took away from it is Saer's contention that "Pierre Menard, Author of the Quixote" is "un arreglo de cuentas con la literatura francesa --o con la idea que Borges se hacía en los años treinta de la literatura francesa" ["a settling of accounts with French literature--or with the idea of French literature that Borges had in the 1930s"] (36). Saer mentions symbolism and Paul Valéry as Borges' particular targets before concluding that, "excepción hecha de Flaubert, de algunos versos de Verlaine y del inenarrable Leon Bloy, Borges consideraba la literatura francesa como artificial y frívola" ["with the exception of Flaubert, of some of Verlaine's verses, and of the inexpressible León Bloy, Borges considered French literature as artificial and frivolous"] (36). The irony of all this?
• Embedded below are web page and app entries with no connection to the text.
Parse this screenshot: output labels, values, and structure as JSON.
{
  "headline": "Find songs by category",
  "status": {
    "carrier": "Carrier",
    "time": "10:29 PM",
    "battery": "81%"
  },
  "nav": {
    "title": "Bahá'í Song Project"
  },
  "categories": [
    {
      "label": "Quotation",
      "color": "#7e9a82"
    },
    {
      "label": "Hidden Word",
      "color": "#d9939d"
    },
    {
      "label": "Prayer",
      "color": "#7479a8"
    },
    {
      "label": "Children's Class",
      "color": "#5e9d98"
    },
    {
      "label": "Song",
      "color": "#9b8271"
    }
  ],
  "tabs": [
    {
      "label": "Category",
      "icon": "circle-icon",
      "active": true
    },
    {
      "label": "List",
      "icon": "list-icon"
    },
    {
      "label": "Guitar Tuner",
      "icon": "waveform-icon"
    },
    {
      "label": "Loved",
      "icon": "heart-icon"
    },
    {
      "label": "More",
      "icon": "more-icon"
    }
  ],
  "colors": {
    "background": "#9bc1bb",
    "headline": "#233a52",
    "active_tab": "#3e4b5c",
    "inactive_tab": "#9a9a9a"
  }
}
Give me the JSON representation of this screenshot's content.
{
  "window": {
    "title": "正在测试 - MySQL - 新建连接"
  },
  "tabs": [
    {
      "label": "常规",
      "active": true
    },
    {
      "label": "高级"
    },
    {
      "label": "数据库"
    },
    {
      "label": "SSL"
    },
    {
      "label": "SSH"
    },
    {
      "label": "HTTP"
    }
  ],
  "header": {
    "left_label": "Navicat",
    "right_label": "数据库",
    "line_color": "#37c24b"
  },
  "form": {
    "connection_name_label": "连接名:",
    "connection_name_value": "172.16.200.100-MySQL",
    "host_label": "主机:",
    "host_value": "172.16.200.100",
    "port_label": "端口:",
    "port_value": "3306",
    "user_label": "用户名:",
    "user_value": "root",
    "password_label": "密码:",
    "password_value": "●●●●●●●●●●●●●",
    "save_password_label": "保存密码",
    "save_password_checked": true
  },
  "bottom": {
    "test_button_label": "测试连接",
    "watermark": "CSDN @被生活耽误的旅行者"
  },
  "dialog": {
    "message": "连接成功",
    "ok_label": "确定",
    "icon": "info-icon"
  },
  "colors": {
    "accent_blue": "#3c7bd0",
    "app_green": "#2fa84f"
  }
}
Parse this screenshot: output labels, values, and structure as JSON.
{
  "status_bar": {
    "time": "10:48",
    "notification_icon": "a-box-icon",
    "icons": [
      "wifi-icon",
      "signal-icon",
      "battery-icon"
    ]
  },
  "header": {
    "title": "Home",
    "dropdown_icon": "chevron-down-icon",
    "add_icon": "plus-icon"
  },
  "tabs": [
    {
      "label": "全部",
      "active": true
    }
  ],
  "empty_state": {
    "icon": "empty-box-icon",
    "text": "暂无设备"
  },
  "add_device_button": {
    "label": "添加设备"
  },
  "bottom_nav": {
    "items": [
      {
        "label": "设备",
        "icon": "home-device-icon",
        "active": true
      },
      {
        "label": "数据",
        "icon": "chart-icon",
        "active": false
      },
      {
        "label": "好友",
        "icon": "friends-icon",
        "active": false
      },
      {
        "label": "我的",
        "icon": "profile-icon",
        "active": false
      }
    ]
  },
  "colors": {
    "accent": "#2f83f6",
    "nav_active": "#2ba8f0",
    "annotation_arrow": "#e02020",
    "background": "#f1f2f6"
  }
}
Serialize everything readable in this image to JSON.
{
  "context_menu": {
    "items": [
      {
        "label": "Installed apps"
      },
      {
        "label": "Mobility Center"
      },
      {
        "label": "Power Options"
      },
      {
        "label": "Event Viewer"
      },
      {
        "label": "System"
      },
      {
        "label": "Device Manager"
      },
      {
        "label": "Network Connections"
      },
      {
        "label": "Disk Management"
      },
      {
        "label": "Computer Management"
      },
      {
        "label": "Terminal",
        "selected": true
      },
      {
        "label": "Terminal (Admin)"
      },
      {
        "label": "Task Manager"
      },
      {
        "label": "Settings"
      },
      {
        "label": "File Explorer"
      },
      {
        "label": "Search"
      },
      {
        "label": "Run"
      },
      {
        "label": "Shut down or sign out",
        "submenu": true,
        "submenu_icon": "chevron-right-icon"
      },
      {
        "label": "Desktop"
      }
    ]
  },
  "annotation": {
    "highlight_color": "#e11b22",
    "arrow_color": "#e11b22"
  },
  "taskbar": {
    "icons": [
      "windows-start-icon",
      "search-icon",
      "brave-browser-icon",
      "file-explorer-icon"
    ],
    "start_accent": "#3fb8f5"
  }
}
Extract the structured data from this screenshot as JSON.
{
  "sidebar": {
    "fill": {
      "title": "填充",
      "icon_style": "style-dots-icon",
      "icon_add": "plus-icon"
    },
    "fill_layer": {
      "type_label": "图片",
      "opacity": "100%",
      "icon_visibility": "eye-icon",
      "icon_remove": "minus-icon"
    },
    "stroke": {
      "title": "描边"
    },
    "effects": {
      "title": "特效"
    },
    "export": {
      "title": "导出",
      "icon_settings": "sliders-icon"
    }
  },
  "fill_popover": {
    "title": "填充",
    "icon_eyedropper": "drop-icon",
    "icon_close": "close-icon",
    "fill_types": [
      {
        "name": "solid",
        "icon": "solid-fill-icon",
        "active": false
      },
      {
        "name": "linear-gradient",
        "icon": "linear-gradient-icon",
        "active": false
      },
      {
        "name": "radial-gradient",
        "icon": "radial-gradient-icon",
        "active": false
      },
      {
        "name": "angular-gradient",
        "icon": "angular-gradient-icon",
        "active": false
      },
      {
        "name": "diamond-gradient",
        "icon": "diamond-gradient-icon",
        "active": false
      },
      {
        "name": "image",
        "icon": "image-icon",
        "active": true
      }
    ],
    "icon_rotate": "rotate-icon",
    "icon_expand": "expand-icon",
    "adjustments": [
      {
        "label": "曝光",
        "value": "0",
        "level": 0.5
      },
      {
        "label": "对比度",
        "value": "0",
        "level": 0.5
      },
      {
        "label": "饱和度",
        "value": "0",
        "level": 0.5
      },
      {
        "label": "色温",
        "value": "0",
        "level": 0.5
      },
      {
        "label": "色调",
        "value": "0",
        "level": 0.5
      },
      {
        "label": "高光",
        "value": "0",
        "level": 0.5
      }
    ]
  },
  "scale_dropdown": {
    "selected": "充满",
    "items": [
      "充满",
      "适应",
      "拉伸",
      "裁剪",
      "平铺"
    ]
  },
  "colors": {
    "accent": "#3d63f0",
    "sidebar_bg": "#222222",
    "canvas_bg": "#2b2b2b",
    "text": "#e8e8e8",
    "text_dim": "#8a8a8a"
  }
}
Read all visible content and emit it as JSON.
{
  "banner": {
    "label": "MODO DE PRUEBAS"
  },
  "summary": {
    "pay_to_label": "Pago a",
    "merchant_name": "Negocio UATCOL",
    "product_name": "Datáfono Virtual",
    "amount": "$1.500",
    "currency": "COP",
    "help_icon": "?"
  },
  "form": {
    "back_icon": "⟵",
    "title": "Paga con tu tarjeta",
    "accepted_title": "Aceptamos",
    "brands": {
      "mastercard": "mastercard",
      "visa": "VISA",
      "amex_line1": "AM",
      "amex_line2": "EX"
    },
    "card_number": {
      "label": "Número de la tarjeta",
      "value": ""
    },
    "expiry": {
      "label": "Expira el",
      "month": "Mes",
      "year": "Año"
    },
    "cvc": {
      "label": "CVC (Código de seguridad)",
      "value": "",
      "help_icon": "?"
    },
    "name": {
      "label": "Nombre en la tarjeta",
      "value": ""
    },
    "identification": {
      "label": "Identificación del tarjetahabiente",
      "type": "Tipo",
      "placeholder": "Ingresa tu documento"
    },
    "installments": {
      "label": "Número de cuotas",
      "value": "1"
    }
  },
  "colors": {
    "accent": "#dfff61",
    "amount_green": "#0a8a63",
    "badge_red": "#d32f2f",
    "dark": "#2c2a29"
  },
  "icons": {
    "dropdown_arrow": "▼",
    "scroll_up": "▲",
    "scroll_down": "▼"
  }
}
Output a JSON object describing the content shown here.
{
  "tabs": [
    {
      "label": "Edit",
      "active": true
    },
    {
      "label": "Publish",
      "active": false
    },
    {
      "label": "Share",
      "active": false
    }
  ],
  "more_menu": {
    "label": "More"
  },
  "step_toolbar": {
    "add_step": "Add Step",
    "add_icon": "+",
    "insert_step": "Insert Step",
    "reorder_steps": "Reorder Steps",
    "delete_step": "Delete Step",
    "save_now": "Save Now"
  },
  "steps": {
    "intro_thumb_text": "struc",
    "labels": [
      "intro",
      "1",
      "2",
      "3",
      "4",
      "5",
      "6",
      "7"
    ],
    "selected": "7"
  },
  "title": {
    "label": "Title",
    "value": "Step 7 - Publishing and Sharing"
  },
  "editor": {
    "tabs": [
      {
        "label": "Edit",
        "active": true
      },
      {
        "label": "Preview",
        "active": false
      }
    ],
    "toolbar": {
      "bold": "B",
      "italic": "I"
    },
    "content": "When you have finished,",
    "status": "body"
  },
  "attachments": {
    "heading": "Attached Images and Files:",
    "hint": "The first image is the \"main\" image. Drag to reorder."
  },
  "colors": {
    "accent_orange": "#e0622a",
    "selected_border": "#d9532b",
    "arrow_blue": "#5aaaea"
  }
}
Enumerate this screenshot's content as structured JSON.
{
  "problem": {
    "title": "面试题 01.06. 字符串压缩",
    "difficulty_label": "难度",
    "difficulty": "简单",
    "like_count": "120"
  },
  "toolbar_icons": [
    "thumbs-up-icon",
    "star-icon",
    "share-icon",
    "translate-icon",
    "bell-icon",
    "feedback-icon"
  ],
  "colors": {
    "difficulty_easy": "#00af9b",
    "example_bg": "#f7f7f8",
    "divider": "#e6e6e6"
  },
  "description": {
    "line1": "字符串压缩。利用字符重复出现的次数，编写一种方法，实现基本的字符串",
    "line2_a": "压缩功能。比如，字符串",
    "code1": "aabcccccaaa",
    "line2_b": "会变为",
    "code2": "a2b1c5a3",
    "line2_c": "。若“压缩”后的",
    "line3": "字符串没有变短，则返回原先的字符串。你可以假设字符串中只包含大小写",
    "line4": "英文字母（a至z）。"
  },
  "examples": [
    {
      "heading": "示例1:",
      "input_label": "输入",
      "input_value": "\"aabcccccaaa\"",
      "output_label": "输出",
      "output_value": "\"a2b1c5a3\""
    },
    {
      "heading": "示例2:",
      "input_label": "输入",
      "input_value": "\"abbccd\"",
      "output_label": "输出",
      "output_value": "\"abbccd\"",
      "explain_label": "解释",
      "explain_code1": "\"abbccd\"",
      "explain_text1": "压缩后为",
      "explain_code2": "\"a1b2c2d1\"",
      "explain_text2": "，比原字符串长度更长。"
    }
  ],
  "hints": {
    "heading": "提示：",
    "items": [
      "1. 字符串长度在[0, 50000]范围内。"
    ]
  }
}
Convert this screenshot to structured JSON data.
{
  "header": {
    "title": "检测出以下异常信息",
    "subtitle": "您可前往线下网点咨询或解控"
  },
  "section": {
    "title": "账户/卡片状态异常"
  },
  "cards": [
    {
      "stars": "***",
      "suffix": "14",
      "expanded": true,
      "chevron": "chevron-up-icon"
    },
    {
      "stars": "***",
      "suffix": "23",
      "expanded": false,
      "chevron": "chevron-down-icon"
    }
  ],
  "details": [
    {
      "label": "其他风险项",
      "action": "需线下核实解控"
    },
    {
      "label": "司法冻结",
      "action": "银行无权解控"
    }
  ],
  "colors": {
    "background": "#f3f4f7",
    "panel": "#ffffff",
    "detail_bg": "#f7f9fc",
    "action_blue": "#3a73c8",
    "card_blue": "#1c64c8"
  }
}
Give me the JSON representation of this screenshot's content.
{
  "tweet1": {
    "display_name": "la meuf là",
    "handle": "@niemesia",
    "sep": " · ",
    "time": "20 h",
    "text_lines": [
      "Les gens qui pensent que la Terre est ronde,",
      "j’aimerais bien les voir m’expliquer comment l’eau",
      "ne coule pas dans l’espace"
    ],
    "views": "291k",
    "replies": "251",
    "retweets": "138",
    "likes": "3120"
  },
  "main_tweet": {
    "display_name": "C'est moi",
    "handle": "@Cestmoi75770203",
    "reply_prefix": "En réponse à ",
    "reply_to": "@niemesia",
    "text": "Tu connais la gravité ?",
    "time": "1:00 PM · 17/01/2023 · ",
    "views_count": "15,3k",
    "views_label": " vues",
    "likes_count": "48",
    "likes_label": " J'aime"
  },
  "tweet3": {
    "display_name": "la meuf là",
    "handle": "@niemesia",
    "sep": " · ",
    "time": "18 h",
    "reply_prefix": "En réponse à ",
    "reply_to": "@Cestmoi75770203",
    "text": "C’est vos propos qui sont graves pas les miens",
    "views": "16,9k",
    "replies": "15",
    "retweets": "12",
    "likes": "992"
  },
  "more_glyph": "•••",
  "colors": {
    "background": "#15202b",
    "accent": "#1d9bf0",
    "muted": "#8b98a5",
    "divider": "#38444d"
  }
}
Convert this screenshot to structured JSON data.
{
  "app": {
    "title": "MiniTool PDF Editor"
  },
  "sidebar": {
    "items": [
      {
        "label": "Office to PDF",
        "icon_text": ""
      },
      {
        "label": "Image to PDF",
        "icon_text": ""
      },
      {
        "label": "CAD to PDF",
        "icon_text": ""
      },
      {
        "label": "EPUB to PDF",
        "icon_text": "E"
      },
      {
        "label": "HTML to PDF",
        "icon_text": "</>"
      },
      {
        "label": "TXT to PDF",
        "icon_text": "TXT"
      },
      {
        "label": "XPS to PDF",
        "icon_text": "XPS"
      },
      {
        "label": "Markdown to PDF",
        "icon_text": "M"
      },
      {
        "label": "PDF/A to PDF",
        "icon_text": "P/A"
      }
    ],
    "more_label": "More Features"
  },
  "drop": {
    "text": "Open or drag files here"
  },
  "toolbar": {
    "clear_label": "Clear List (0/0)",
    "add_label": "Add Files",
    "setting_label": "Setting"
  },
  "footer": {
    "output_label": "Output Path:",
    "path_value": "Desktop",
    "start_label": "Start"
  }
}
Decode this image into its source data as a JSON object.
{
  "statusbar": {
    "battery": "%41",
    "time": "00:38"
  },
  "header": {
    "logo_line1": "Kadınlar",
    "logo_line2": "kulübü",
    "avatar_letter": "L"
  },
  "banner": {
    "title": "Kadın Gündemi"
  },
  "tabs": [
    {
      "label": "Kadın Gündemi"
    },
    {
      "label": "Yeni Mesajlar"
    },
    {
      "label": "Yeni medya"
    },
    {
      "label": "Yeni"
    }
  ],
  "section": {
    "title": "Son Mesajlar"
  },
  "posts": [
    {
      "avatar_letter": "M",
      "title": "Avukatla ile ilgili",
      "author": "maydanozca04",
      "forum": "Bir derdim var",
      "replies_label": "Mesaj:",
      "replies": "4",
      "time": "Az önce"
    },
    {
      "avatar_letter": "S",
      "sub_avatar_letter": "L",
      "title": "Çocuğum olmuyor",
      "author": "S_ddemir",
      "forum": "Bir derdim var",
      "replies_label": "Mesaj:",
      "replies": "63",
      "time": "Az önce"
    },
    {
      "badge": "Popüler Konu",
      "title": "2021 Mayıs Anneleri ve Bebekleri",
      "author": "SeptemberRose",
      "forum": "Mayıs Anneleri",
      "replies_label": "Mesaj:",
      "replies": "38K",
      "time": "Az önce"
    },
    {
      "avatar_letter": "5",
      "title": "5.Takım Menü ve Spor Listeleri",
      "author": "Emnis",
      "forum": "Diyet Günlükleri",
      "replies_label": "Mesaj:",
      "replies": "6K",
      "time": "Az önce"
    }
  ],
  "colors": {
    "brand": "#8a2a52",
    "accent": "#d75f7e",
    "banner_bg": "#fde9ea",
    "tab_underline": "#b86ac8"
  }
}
According to Saer, it's the fact that Borges' work well post-"Pierre Menard" "comienza a ser apreciada en Francia en pleno auge del formalismo estructuralista y postestructuralista, que ha puesto de relieve, preferentemente, una version intelectualista de sus escritos" ["began to be appreciated in France at the peak of structuralism and post-structuralism, which has put in relief, preferentially, an intellectualized version of his writings"] (37). Saer, for his part, was a nouveau roman
fan who liked Borges' book regardless of its "dislates" ["nonsense"], "manías" ["manias"] and "extraños caprichos reunidos" ["collection of strange whims"]--saying that, as strange as it may seem, Textos cautivos
deserves to be ranked among Borges' best on account of its "sensatez teórica" ["theoretical sensibleness"], its "gracia verbal" ["verbal charm/gracefulness"] and its "humor constante" ["constant humor"] (32). Sounds like a good recommendation to me--and maybe it's about time to reread "Pierre Menard, autor del Quijote" while I'm at it. That story, whatever its true meaning, never grows old, you know?
"Borges francófobo" appears on pages 30-37 of Juan José Saer's 1997 El concepto de ficción (Buenos Aires: Seix Barral, 2012), my copy of which came in a whopping 3rd edition print run of--get this--only 500 copies.